##### SOURCE DATA

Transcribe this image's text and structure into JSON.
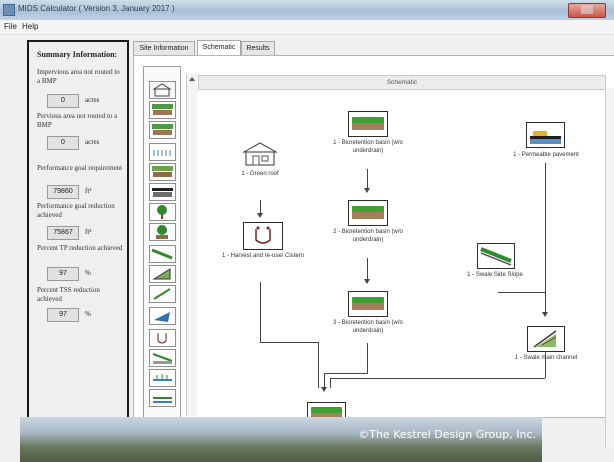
{
  "window": {
    "title": "MIDS Calculator ( Version 3, January 2017 )"
  },
  "menu": {
    "file": "File",
    "help": "Help"
  },
  "summary": {
    "heading": "Summary Information:",
    "imperv_label": "Impervious area not routed to a BMP",
    "imperv_value": "0",
    "imperv_unit": "acres",
    "perv_label": "Pervious area not routed to a BMP",
    "perv_value": "0",
    "perv_unit": "acres",
    "goal_label": "Performance goal requirement",
    "goal_value": "79860",
    "goal_unit": "ft³",
    "reduction_label": "Performance goal reduction achieved",
    "reduction_value": "75867",
    "reduction_unit": "ft³",
    "tp_label": "Percent TP reduction achieved",
    "tp_value": "97",
    "tp_unit": "%",
    "tss_label": "Percent TSS reduction achieved",
    "tss_value": "97",
    "tss_unit": "%"
  },
  "tabs": [
    "Site Information",
    "Schematic",
    "Results"
  ],
  "canvas": {
    "title": "Schematic"
  },
  "nodes": {
    "green_roof": "1 - Green roof",
    "bio1": "1 - Bioretention basin (w/o underdrain)",
    "bio2": "2 - Bioretention basin (w/o underdrain)",
    "bio3": "3 - Bioretention basin (w/o underdrain)",
    "harvest": "1 - Harvest and re-use/ Cistern",
    "perm_pave": "1 - Permeable pavement",
    "swale_side": "1 - Swale Side Slope",
    "swale_main": "1 - Swale main channel"
  },
  "footer": {
    "credit": "©The Kestrel Design Group, Inc."
  }
}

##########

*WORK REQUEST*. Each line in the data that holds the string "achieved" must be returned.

*RESULT*.
    "reduction_label": "Performance goal reduction achieved",
    "tp_label": "Percent TP reduction achieved",
    "tss_label": "Percent TSS reduction achieved",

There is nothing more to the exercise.